7. How can we support existing major independent international events that are facing financial hardship?
Players and Training
The President of the Association of Chess Professionals will be an invited (non-voting) member of the Board of the ECU. 80% of the ACP Members come from ECU federations. This will allow the ACP to better serve its members and the ECU to better serve its top players. The ACP in association with the ECU will also support improved training and coaching for promising juniors who are heading toward professional chess.
Chess in Schools
Chess education is a top priority for a healthy chess ecosystem. New opportunities are constantly arising which require concrete initiatives and projects: sometimes innovation and sometimes standardisation.
Chess in Schools is largely a local issue managed by national federations. However, the ECU must play a leading role in lobbying, supporting research and sharing results: establishing ‘best practices,’ promoting ‘success stories’ and engaging celebrities.
Europe has long been the thought leader in world chess, but no longer controls its own destiny: the ECU must assert itself in the all-important commission structure of FIDE where decisions are made that effect our lives.
We will create ECU ‘shadow commissions’ made up of member federation nominees plus current European members of FIDE commissions to lobby ECU interests. The first three targets are: the Events Commission, the Schools Commission, the Arbiters Council. We will seek both to influence decisions from outside and develop a new generation of FIDE commission members for the future.

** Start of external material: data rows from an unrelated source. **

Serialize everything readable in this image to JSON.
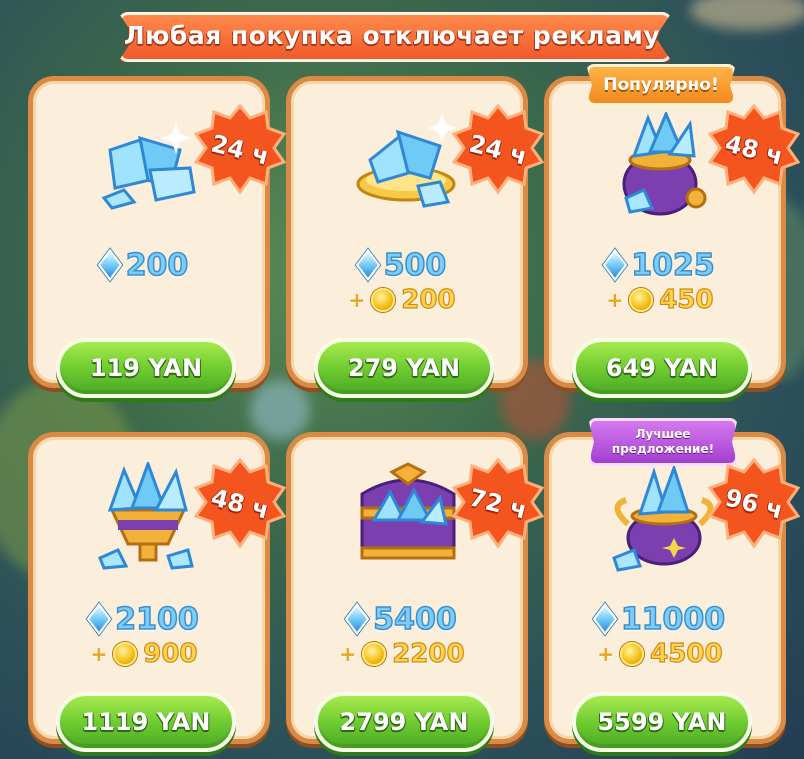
{
  "banner": {
    "text": "Любая покупка отключает рекламу"
  },
  "colors": {
    "card_fill": "#fbeedb",
    "card_border": "#d98a45",
    "button_green": "#6cc92e",
    "timer_red": "#f04a22",
    "popular_orange": "#f08a1f",
    "best_purple": "#a23fcf",
    "gem_blue": "#7ccdf7",
    "coin_gold": "#ffd34d"
  },
  "offers": [
    {
      "timer": "24 ч",
      "gems": "200",
      "coins": "",
      "price": "119 YAN",
      "ribbon": "",
      "icon": "crystal-pile-icon"
    },
    {
      "timer": "24 ч",
      "gems": "500",
      "coins": "200",
      "price": "279 YAN",
      "ribbon": "",
      "icon": "crystal-plate-icon"
    },
    {
      "timer": "48 ч",
      "gems": "1025",
      "coins": "450",
      "price": "649 YAN",
      "ribbon": "Популярно!",
      "icon": "crystal-sack-icon"
    },
    {
      "timer": "48 ч",
      "gems": "2100",
      "coins": "900",
      "price": "1119 YAN",
      "ribbon": "",
      "icon": "crystal-goblet-icon"
    },
    {
      "timer": "72 ч",
      "gems": "5400",
      "coins": "2200",
      "price": "2799 YAN",
      "ribbon": "",
      "icon": "crystal-chest-icon"
    },
    {
      "timer": "96 ч",
      "gems": "11000",
      "coins": "4500",
      "price": "5599 YAN",
      "ribbon": "Лучшее предложение!",
      "icon": "crystal-pot-icon"
    }
  ]
}
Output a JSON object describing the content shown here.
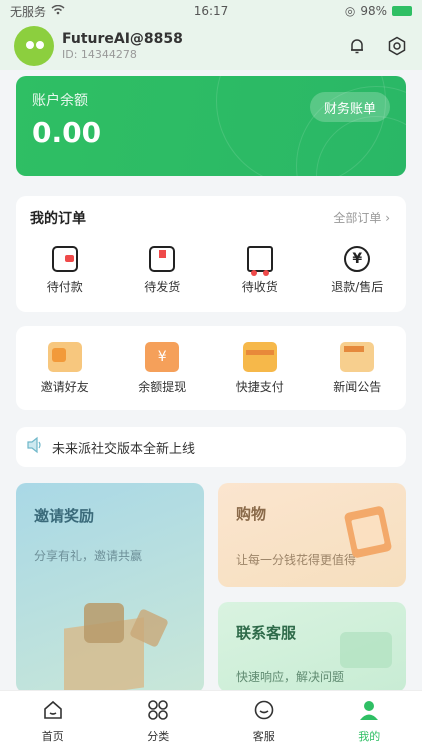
{
  "status_bar": {
    "carrier": "无服务",
    "time": "16:17",
    "battery": "98%"
  },
  "header": {
    "username": "FutureAI@8858",
    "user_id": "ID: 14344278",
    "icons": [
      "bell-icon",
      "settings-icon"
    ]
  },
  "balance": {
    "label": "账户余额",
    "amount": "0.00",
    "button": "财务账单"
  },
  "orders": {
    "title": "我的订单",
    "all_label": "全部订单",
    "items": [
      {
        "label": "待付款",
        "icon": "wallet-icon"
      },
      {
        "label": "待发货",
        "icon": "package-icon"
      },
      {
        "label": "待收货",
        "icon": "truck-icon"
      },
      {
        "label": "退款/售后",
        "icon": "refund-icon"
      }
    ]
  },
  "services": {
    "items": [
      {
        "label": "邀请好友",
        "icon": "gift-icon"
      },
      {
        "label": "余额提现",
        "icon": "cash-icon"
      },
      {
        "label": "快捷支付",
        "icon": "card-icon"
      },
      {
        "label": "新闻公告",
        "icon": "news-icon"
      }
    ]
  },
  "notice": {
    "text": "未来派社交版本全新上线"
  },
  "promos": {
    "invite": {
      "title": "邀请奖励",
      "subtitle": "分享有礼，邀请共赢"
    },
    "shop": {
      "title": "购物",
      "subtitle": "让每一分钱花得更值得"
    },
    "support": {
      "title": "联系客服",
      "subtitle": "快速响应，解决问题"
    }
  },
  "tabbar": {
    "items": [
      {
        "label": "首页",
        "icon": "home-icon"
      },
      {
        "label": "分类",
        "icon": "grid-icon"
      },
      {
        "label": "客服",
        "icon": "chat-icon"
      },
      {
        "label": "我的",
        "icon": "user-icon"
      }
    ],
    "active": "我的"
  },
  "colors": {
    "accent": "#2fbf64",
    "orange": "#f5a623"
  }
}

Public Relations, Media and Marketing Strategy
A perfected schedule of ECU, FIDE and leading independent chess events will lead to a 365-day media strategy. This in turn will provide a product more readily marketable to sponsors.
The ECU must support all digital and traditional media, as news and information sources and as playing and entertainment platforms. The media must not be politicised or shown favouritism.
The ECU’s new management will create a portfolio of marketing products and tools to help organisers attract sponsors, players and audiences to their events.
Creation of “European Chess Heritage”
There are elements of chess history in Europe that need to be preserved for future generations: private libraries, historic venues, long-lived tournaments, and venerable periodicals. Federations must be encouraged and supported in protecting and preserving chess history for future generations.
European Chess Heritage is also people: we will institute a consistent and prestigious system of awarding prizes to individuals: journalists, authors, commentators, arbiters, organisers, federations, etc.
These prizes and others will be awarded at an annual ECU Gala Event. The winners of the European Grand Prix and Internet Championships will also be unveiled during the awards ceremony. This will be the highlight of each year, a new asset for sponsorship, and a global marketing opportunity.
Revenues & Investments
The ECU has an annual budget of €250k, deriving revenue from tournament fees and membership fees. We need to add new sources of revenue: sponsorship, media fees, donations.
At Tromsø we will unveil our first General Sponsorship contract for €400,000 over four years; our goal in year two is to find two more such sponsors, more than doubling the ECU annual budget.
We must increase spending to improve the quality of the services offered to ECU federations and their players: this will result in yet further private and corporate sponsorship. That is sustainability.
For the team,